“So certain people, if they have money in their own pocket, or if they have billionaire friends, have no limits on their fundraising,” Butkovitz said. “Middle-class people who have experience and ideas have to get through an obstacle course, which involves a lot of organization and a lot of contributors, and generally that takes time.”
Having lost so much time waiting for Clarke to make up his mind, Butkovitz sees a difficult road ahead.Clarke, by the way, is offering no apologies to Butkovitz for making his decision at his own pace.
“The reality is that Mr. Butkovitz jumped out early on,” Clarke told me. “He made a decision to run without talking to me, but he did reference the fact that if I ran, he wouldn’t run. He subsequently made a decision that he would no longer run. It had nothing to do with my level of interest.”
Labor looks for a horse
Butkovitz says he’ll take a few weeks and think it over.
Where do the unions go now? I asked Electricians Local 98 business manager John Dougherty, the city’s most politically influential labor leader.
“I’m staying with the labor movement on the sidelines,” Dougherty told me. “We’re going to wait to see how the field plays out. And you know, the Philadelphia Building Trades, the Philadelphia AFL-CIO, some of the think tanks have all said they’re going, to the best of their ability, to sit down and try to build consensus.”
A consensus candidate for city labor leaders would be a new and potentially potent development. In the past, unions have divided their support among mayoral candidates. Whether they can agree on someone this time remains to be seen. Dougherty says that could be Butkovitz, could be somebody else.
If Butkovitz decides not to get in, the current field consists of state Sen. Anthony Williams, former District Attorney Lynne Abraham, and attorney Ken Trujillo. Three others say they plan to run — former Judge Nelson Diaz, communications executive Doug Oliver, and former state Sen. Milton Street.
Larry Ceisler, the publisher of the website PoliticsPA, said the confirmed exit of Clarke, who is African-American, has a clear beneficiary.
“I think, for Tony Williams, it’s really going to help his fundraising,” Ceisler said. “The fact is he’s the only major African- American candidate left in the race. In many ways, it’s his election to lose.”
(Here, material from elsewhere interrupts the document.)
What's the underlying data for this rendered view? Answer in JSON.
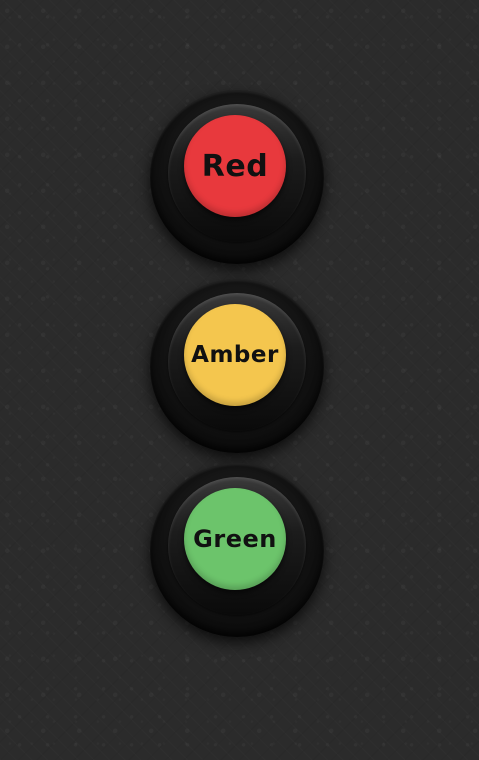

But Ceisler said Clarke’s decision gives every candidate a bit more room to maneuver, and multi-candidate fields can produce surprising results.
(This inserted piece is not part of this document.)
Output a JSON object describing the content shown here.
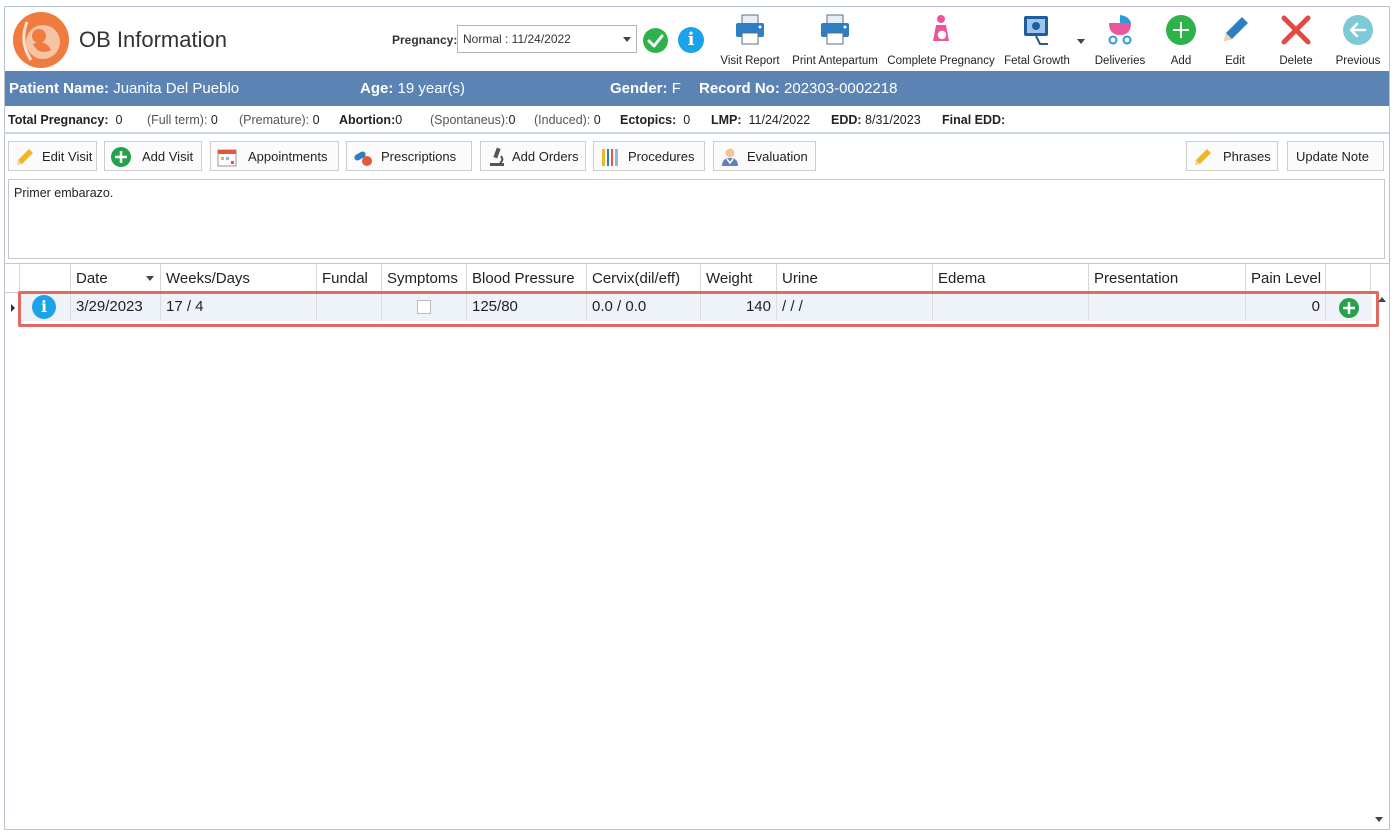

The filing deadline to enter the race is March 10. The primary is May 19.